Cape Point is Where Two Oceans Meet: Cape Town South Africa
The two currents that meet at the southern tip of Africa are the cold Benguela But even fewer of these countries' seas are this radically different in terms of the. Cape Agulhas: the place where two oceans meet, This is the place where the warm-water Agulhas Many people still believe that Cape of Good Hope is the southern-most tip of the African continent but Explore other Travel Guide Apps. When Portuguese explorer Bartolomeu Dias rounded the rocky headland of South Africa's Cape Peninsula in , he became the first.
Cape Agulhas also defines the official geographic divide between the Atlantic and Indian Oceans. So where really do the Atlantic and Indian oceans meet?

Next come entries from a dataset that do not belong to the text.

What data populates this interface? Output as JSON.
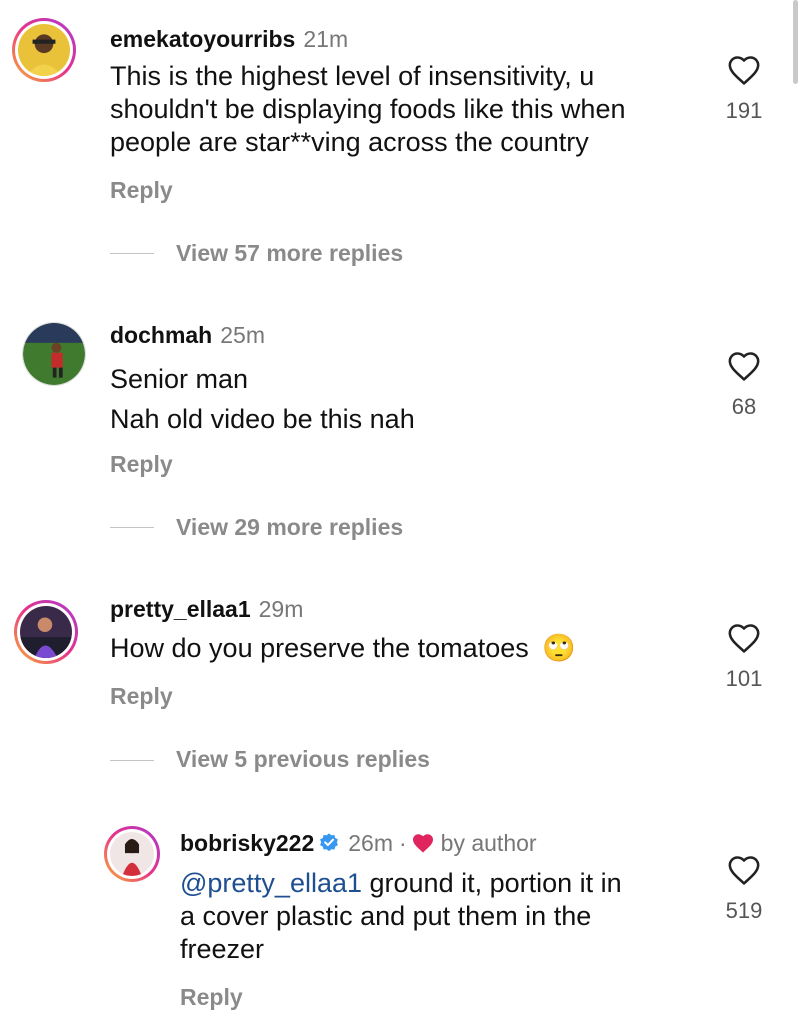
{
  "comments": [
    {
      "username": "emekatoyourribs",
      "time": "21m",
      "lines": [
        "This is the highest level of insensitivity, u",
        "shouldn't be displaying foods like this when",
        "people are star**ving across the country"
      ],
      "reply_label": "Reply",
      "likes": "191",
      "view_replies": "View 57 more replies"
    },
    {
      "username": "dochmah",
      "time": "25m",
      "lines": [
        "Senior man",
        "Nah old video be this nah"
      ],
      "reply_label": "Reply",
      "likes": "68",
      "view_replies": "View 29 more replies"
    },
    {
      "username": "pretty_ellaa1",
      "time": "29m",
      "text": "How do you preserve the tomatoes",
      "emoji": "🙄",
      "reply_label": "Reply",
      "likes": "101",
      "view_replies": "View 5 previous replies"
    }
  ],
  "reply": {
    "username": "bobrisky222",
    "time": "26m",
    "separator": "·",
    "liked_by": "by author",
    "mention": "@pretty_ellaa1",
    "line1_rest": " ground it, portion it in",
    "line2": "a cover plastic and put them in the",
    "line3": "freezer",
    "reply_label": "Reply",
    "likes": "519"
  },
  "colors": {
    "mention": "#1d4f91",
    "heart": "#e0245e",
    "verified": "#3897f0",
    "muted": "#8a8a8a"
  }
}
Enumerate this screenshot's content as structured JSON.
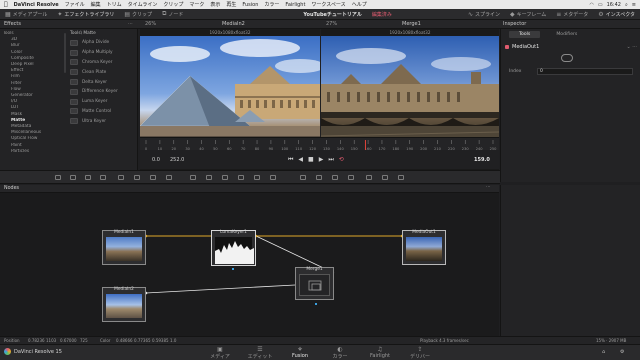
{
  "menubar": {
    "app_name": "DaVinci Resolve",
    "items": [
      "ファイル",
      "編集",
      "トリム",
      "タイムライン",
      "クリップ",
      "マーク",
      "表示",
      "再生",
      "Fusion",
      "カラー",
      "Fairlight",
      "ワークスペース",
      "ヘルプ"
    ],
    "time": "16:42"
  },
  "toolbar": {
    "media_pool": "メディアプール",
    "effects_library": "エフェクトライブラリ",
    "clips": "クリップ",
    "nodes": "ノード",
    "project_title": "YouTubeチュートリアル",
    "edited": "編集済み",
    "spline": "スプライン",
    "keyframes": "キーフレーム",
    "metadata": "メタデータ",
    "inspector": "インスペクタ"
  },
  "panels": {
    "effects_title": "Effects",
    "viewer_left_title": "MediaIn2",
    "viewer_left_zoom": "26%",
    "viewer_right_title": "Merge1",
    "viewer_right_zoom": "27%",
    "inspector_title": "Inspector",
    "nodes_title": "Nodes"
  },
  "effects": {
    "tree": [
      {
        "label": "Tools",
        "level": 0
      },
      {
        "label": "3D",
        "level": 1
      },
      {
        "label": "Blur",
        "level": 1
      },
      {
        "label": "Color",
        "level": 1
      },
      {
        "label": "Composite",
        "level": 1
      },
      {
        "label": "Deep Pixel",
        "level": 1
      },
      {
        "label": "Effect",
        "level": 1
      },
      {
        "label": "Film",
        "level": 1
      },
      {
        "label": "Filter",
        "level": 1
      },
      {
        "label": "Flow",
        "level": 1
      },
      {
        "label": "Generator",
        "level": 1
      },
      {
        "label": "I/O",
        "level": 1
      },
      {
        "label": "LUT",
        "level": 1
      },
      {
        "label": "Mask",
        "level": 1
      },
      {
        "label": "Matte",
        "level": 1,
        "selected": true
      },
      {
        "label": "Metadata",
        "level": 1
      },
      {
        "label": "Miscellaneous",
        "level": 1
      },
      {
        "label": "Optical Flow",
        "level": 1
      },
      {
        "label": "Paint",
        "level": 1
      },
      {
        "label": "Particles",
        "level": 1
      }
    ],
    "tools_heading": "Tools\\ Matte",
    "tools": [
      "Alpha Divide",
      "Alpha Multiply",
      "Chroma Keyer",
      "Clean Plate",
      "Delta Keyer",
      "Difference Keyer",
      "Luma Keyer",
      "Matte Control",
      "Ultra Keyer"
    ]
  },
  "viewer": {
    "resolution_left": "1920x1080xfloat32",
    "resolution_right": "1920x1080xfloat32",
    "ruler_ticks": [
      "0",
      "10",
      "20",
      "30",
      "40",
      "50",
      "60",
      "70",
      "80",
      "90",
      "100",
      "110",
      "120",
      "130",
      "140",
      "150",
      "160",
      "170",
      "180",
      "190",
      "200",
      "210",
      "220",
      "230",
      "240",
      "250"
    ],
    "start_tc": "0.0",
    "end_tc": "252.0",
    "current_tc": "159.0",
    "playhead_fraction": 0.631
  },
  "inspector": {
    "tab_tools": "Tools",
    "tab_modifiers": "Modifiers",
    "node_name": "MediaOut1",
    "field_label": "Index",
    "field_value": "0"
  },
  "nodes": {
    "items": [
      {
        "id": "MediaIn1",
        "label": "MediaIn1"
      },
      {
        "id": "LumaKeyer1",
        "label": "LumaKeyer1"
      },
      {
        "id": "MediaOut1",
        "label": "MediaOut1"
      },
      {
        "id": "Merge1",
        "label": "Merge1"
      },
      {
        "id": "MediaIn2",
        "label": "MediaIn2"
      }
    ]
  },
  "status": {
    "position_label": "Position",
    "pos_x": "0.78236",
    "pos_y": "1103",
    "pos_val": "0.67000",
    "pos_z": "725",
    "color_label": "Color",
    "r": "0.48666",
    "g": "0.77365",
    "b": "0.59385",
    "a": "1.0",
    "playback": "Playback 4.3 frames/sec",
    "memory": "15% · 2907 MB"
  },
  "pages": {
    "app_label": "DaVinci Resolve 15",
    "items": [
      {
        "label": "メディア",
        "icon": "media-icon"
      },
      {
        "label": "エディット",
        "icon": "edit-icon"
      },
      {
        "label": "Fusion",
        "icon": "fusion-icon",
        "active": true
      },
      {
        "label": "カラー",
        "icon": "color-icon"
      },
      {
        "label": "Fairlight",
        "icon": "fairlight-icon"
      },
      {
        "label": "デリバー",
        "icon": "deliver-icon"
      }
    ]
  },
  "colors": {
    "accent": "#e05b6f",
    "link": "#e0a92a",
    "background": "#1f1f21"
  }
}
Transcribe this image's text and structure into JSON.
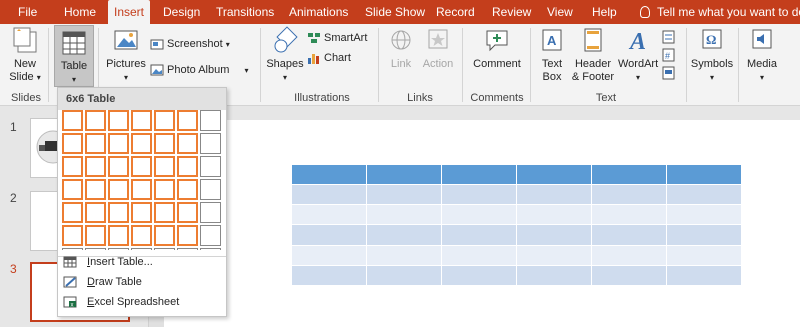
{
  "tabs": [
    {
      "label": "File"
    },
    {
      "label": "Home"
    },
    {
      "label": "Insert",
      "active": true
    },
    {
      "label": "Design"
    },
    {
      "label": "Transitions"
    },
    {
      "label": "Animations"
    },
    {
      "label": "Slide Show"
    },
    {
      "label": "Record"
    },
    {
      "label": "Review"
    },
    {
      "label": "View"
    },
    {
      "label": "Help"
    }
  ],
  "tell_me": "Tell me what you want to do",
  "ribbon": {
    "new_slide_line1": "New",
    "new_slide_line2": "Slide",
    "table": "Table",
    "pictures": "Pictures",
    "screenshot": "Screenshot",
    "photo_album": "Photo Album",
    "shapes": "Shapes",
    "smartart": "SmartArt",
    "chart": "Chart",
    "link": "Link",
    "action": "Action",
    "comment": "Comment",
    "text_box_line1": "Text",
    "text_box_line2": "Box",
    "header_footer_line1": "Header",
    "header_footer_line2": "& Footer",
    "wordart": "WordArt",
    "symbols": "Symbols",
    "media": "Media",
    "groups": {
      "slides": "Slides",
      "illustrations": "Illustrations",
      "links": "Links",
      "comments": "Comments",
      "text": "Text"
    }
  },
  "table_menu": {
    "header": "6x6 Table",
    "rows": 8,
    "cols": 7,
    "selected_rows": 6,
    "selected_cols": 6,
    "insert_table": "Insert Table...",
    "insert_table_key": "I",
    "insert_table_rest": "nsert Table...",
    "draw_table_key": "D",
    "draw_table_rest": "raw Table",
    "excel_key": "E",
    "excel_rest": "xcel Spreadsheet"
  },
  "slides": [
    {
      "number": "1"
    },
    {
      "number": "2"
    },
    {
      "number": "3",
      "active": true
    }
  ],
  "slide_table": {
    "rows": 6,
    "cols": 6
  },
  "colors": {
    "accent": "#c43e1c",
    "grid_selected": "#ed7d31",
    "table_header": "#5b9bd5",
    "table_band1": "#cfdcee",
    "table_band2": "#e8eef7"
  }
}
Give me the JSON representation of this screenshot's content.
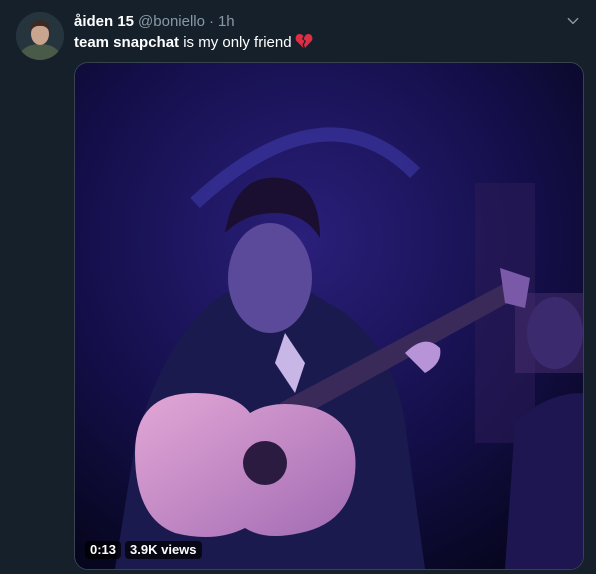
{
  "tweet": {
    "display_name": "åiden 15",
    "handle": "@boniello",
    "separator": "·",
    "time": "1h",
    "text_bold": "team snapchat",
    "text_rest": " is my only friend",
    "emoji_icon": "broken-heart-icon",
    "more_icon": "chevron-down-icon"
  },
  "media": {
    "duration": "0:13",
    "views": "3.9K views"
  },
  "colors": {
    "background": "#15202b",
    "secondary_text": "#8899a6",
    "border": "#38444d"
  }
}
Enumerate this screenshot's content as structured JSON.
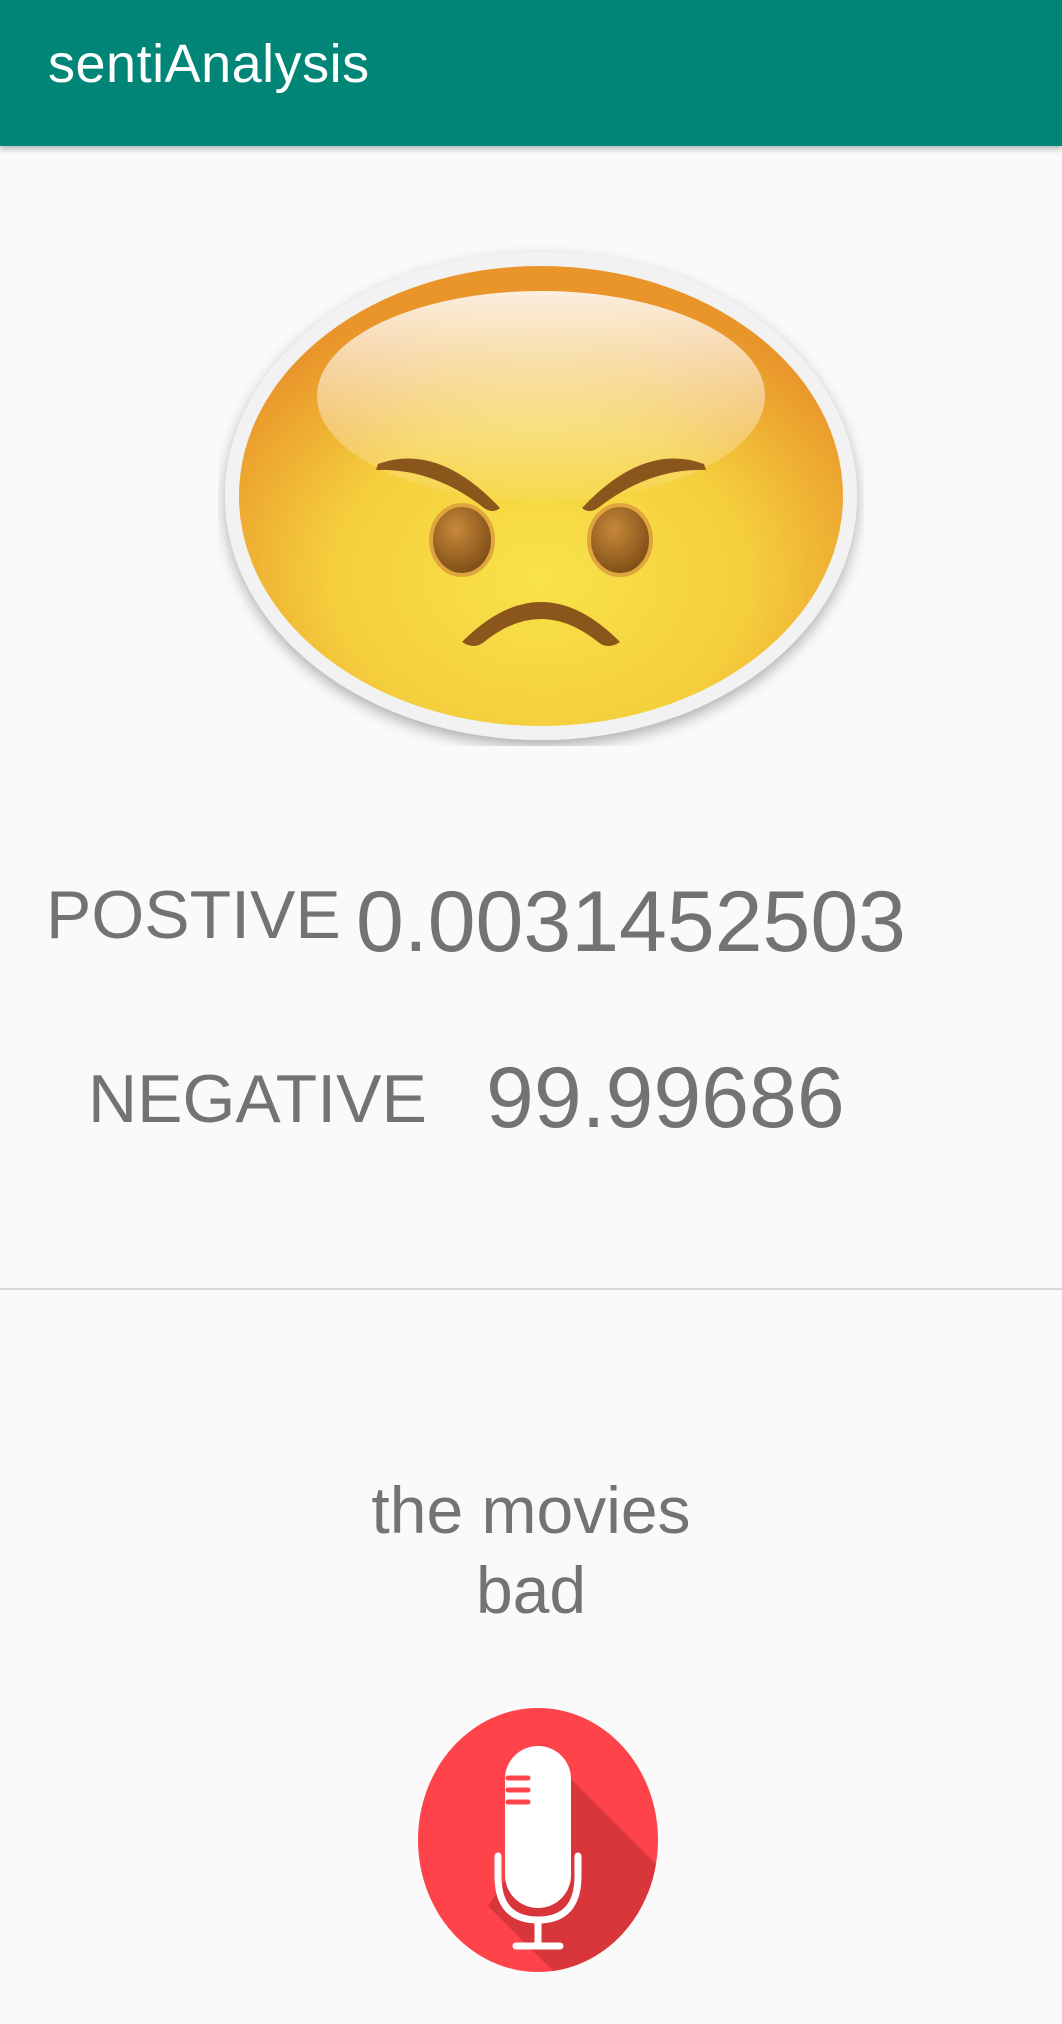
{
  "app_bar": {
    "title": "sentiAnalysis",
    "color": "#008577"
  },
  "result": {
    "emoji": "angry-face-icon",
    "positive_label": "POSTIVE",
    "positive_value": "0.0031452503",
    "negative_label": "NEGATIVE",
    "negative_value": "99.99686"
  },
  "speech": {
    "text": "the movies\nbad"
  },
  "mic": {
    "icon": "microphone-icon",
    "color": "#fe444a"
  }
}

Cape of Good Hope Nature Reserve Curio and merchandise shopping and the Two Oceans restaurant offer rest and refreshment before the return trip along the False Bay shore.
A wide variety of stunning dive sites, picnic sites and walks to tidal pools for the kids to explore, hiking trails, indigenous plant species, as well as baboons, antelope, ostriches and Cape zebra to spot.
Cape Agulhas: The Place Where Two Oceans Meet | Amusing Planet
This popular view site overlooks the working Cape Point Lighthouse perched near the end of the point below and provides superb vistas over the cliffs of Cape Point and the ocean.
The Flying Dutchman funicular was rebuilt and launched in Designed to hold 40 people, its working capacity is 30 passengers, conveying visitors every 3 minutes in each direction. The funicular operates on solar powered batteries that charge the funicular via photovoltaic panels while in transit.
Lukas ] Short trails lead to stunning views over the cliffs - with seabirds whirling and diving between their rocky nests and the sea. Whales too can often be seen between May and November on their annual migration around the Point. Diaz beach nestles in a cove below the cliffs. This is a wave-swept pristine beach for hikers to explore. Sculptured sandstone pillars, sea caves and white sands are sculptured and swept clean by wind and storms. The Lusitania foundered on Bellows Rockjust south of the Point.
The old lighthouse was set back from the rocky point and could be seen too soon by ships approaching the Point from the west, causing them to approach too closely. The old light was also often obscured by foggy conditions at the higher elevation.
This huge flow of warm water is known as the Agulhas current, flowing southwards along the Indian Ocean shoreline of Southern Africa.
Notice of Interruption - Anchorage Daily News
To sail north against this powerful current, ancient mariners had to tack their sailing ships back and forth along the narrow margin separating land from the main southerly flow of the current.
Imagine the dangers of running aground on uncharted reefs.
Frequent south-easterly gales and even rogue waves increased the measure of risk immensely. This is the place where the warm-water Agulhas current of the Indian Ocean meets the cold water Benguela current of the Atlantic Ocean and turns back on itself.
Ocean currents shift and mingle. Where the Indian and Atlantic oceans actually meet has been the topic of many heated arguments among South Africans.
To root of the confusion is that the point at which the Agulhas current meets the Benguela current tends to fluctuate seasonally between Cape Agulhas and Cape Point, about 1. According to marine biologists, the actual meeting point can be established by observing the differences in marine life brought about by the changes in temperature along the coast.
For instance, the prolific kelp Ecklonia maxima forests, which prefer colder water, grows all the way from the west coast, past Cape Point in an easterly direction, only as far as Cape Agulhas.
Cape Agulhas: the place where two oceans meet
This fact supports the argument that the dividing line between the warm and cold waters is more often at Cape Agulhas than anywhere else. Businesses in Cape Point are cashing in on the misinformed tourists. There is almost too much for the eye to take in. Visitors tend to pause before reaching for their cameras, in awe of all that is before them: